Source data:
---+---

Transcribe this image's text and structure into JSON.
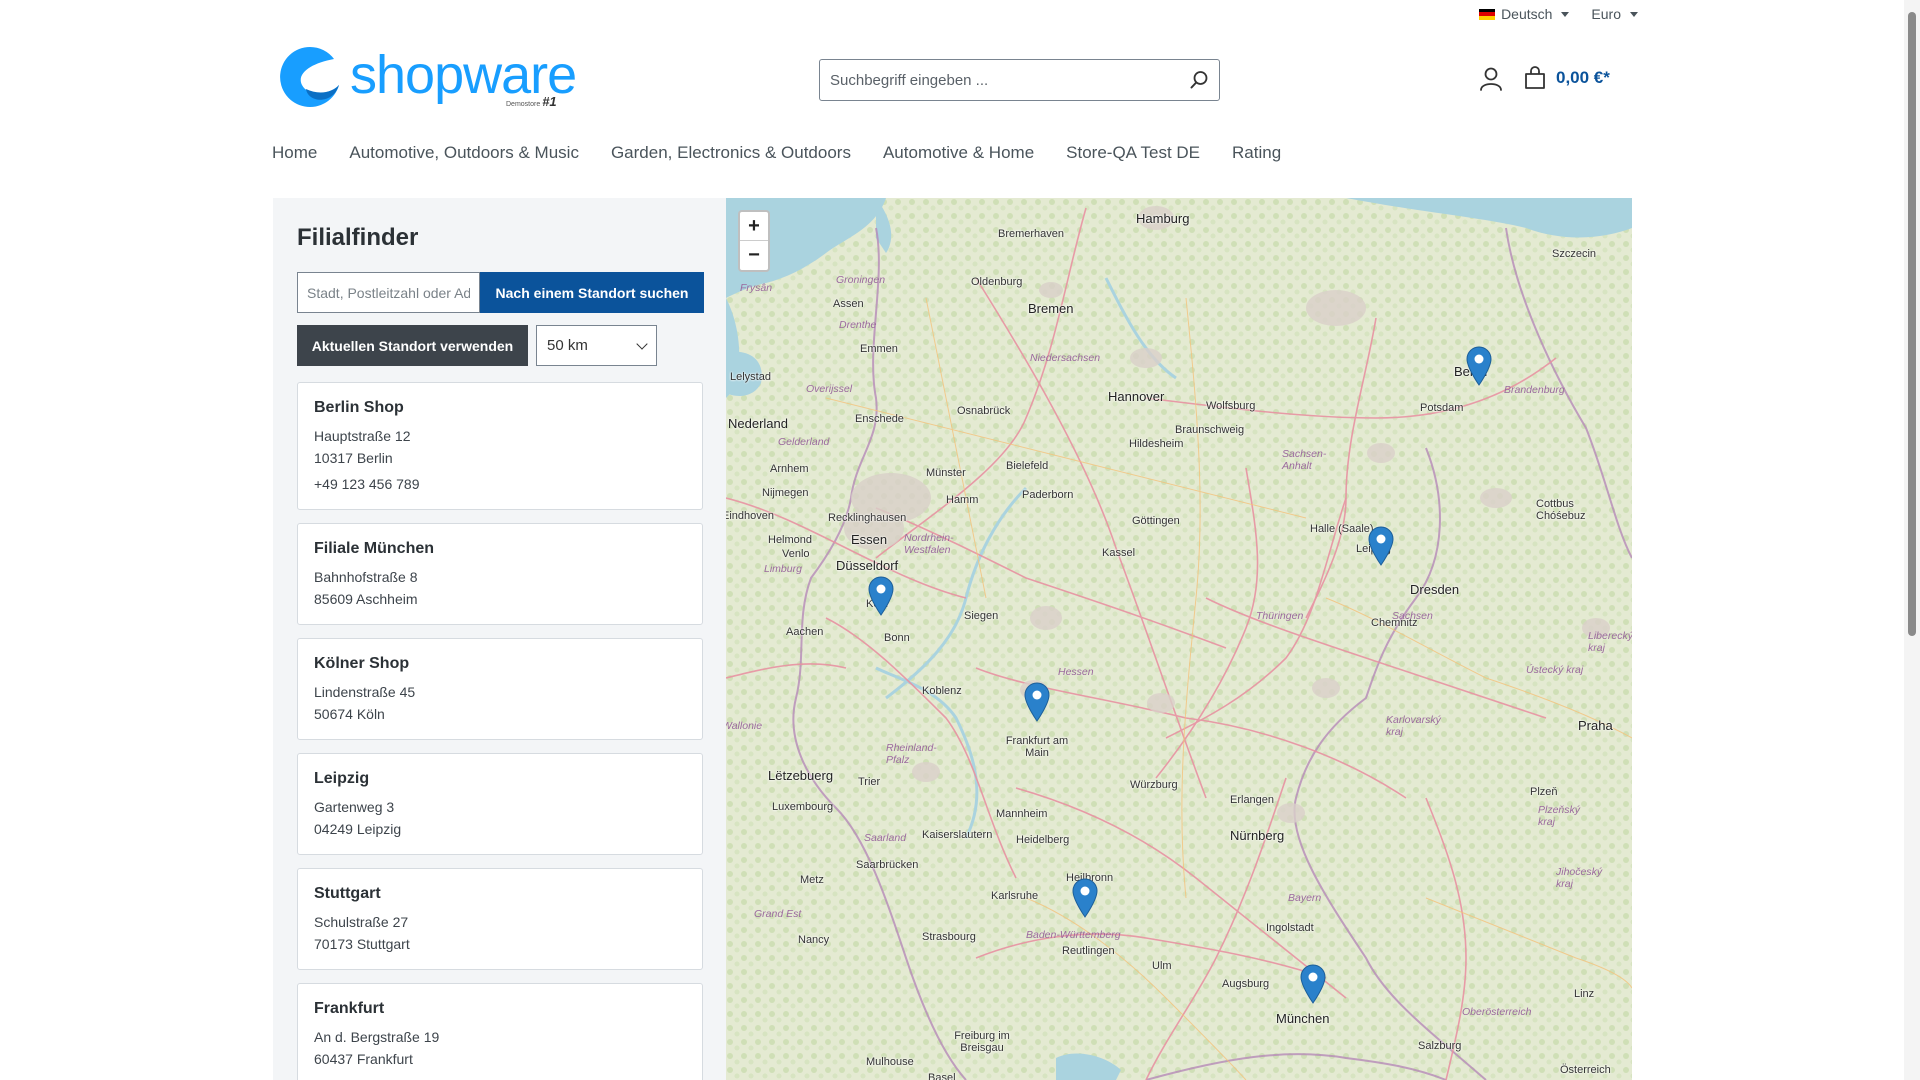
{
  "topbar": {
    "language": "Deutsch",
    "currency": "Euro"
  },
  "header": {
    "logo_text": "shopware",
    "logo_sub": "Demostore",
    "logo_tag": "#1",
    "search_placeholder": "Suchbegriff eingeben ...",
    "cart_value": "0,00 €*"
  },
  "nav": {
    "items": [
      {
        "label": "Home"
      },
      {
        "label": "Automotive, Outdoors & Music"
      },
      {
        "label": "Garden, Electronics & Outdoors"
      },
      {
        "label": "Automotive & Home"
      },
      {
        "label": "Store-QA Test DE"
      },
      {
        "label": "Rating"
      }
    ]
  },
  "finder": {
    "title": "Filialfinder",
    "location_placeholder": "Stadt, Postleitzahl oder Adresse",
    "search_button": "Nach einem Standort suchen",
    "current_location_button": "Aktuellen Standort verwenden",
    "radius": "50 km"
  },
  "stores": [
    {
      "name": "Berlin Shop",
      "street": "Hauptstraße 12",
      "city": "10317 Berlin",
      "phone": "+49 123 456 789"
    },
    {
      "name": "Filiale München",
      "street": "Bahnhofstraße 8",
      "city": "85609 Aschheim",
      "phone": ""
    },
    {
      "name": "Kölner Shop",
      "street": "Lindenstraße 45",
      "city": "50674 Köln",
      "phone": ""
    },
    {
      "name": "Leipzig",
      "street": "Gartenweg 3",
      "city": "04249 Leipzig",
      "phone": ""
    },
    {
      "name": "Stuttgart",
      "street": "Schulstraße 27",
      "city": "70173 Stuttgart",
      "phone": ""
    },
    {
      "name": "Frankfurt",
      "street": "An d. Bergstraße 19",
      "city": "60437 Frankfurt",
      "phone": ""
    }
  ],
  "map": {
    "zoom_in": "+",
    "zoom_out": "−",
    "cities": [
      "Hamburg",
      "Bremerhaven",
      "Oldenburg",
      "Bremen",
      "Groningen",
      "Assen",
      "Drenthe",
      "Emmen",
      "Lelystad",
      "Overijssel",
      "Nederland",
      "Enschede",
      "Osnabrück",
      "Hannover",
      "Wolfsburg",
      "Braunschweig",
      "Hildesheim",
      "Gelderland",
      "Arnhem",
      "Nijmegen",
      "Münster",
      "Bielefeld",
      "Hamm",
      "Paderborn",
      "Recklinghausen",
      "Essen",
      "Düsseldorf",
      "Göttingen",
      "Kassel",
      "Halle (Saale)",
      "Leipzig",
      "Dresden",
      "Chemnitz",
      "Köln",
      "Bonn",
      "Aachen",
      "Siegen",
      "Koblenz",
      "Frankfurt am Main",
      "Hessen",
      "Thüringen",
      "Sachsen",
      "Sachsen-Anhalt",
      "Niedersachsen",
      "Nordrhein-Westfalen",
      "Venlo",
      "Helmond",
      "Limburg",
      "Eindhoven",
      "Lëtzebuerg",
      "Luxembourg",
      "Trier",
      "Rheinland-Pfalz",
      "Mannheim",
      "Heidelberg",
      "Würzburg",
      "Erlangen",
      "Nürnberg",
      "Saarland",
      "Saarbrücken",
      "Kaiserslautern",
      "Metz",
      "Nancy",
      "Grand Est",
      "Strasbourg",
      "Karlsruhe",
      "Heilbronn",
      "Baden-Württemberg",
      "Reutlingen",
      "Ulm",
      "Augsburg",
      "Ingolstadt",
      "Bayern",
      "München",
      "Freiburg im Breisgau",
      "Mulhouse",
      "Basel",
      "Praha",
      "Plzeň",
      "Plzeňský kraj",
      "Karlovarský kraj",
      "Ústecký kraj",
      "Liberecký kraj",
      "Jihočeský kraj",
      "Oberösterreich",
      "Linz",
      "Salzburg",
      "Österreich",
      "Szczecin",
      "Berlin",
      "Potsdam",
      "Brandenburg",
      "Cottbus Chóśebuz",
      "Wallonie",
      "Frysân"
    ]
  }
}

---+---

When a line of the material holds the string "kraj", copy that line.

      "Plzeňský kraj",
      "Karlovarský kraj",
      "Ústecký kraj",
      "Liberecký kraj",
      "Jihočeský kraj",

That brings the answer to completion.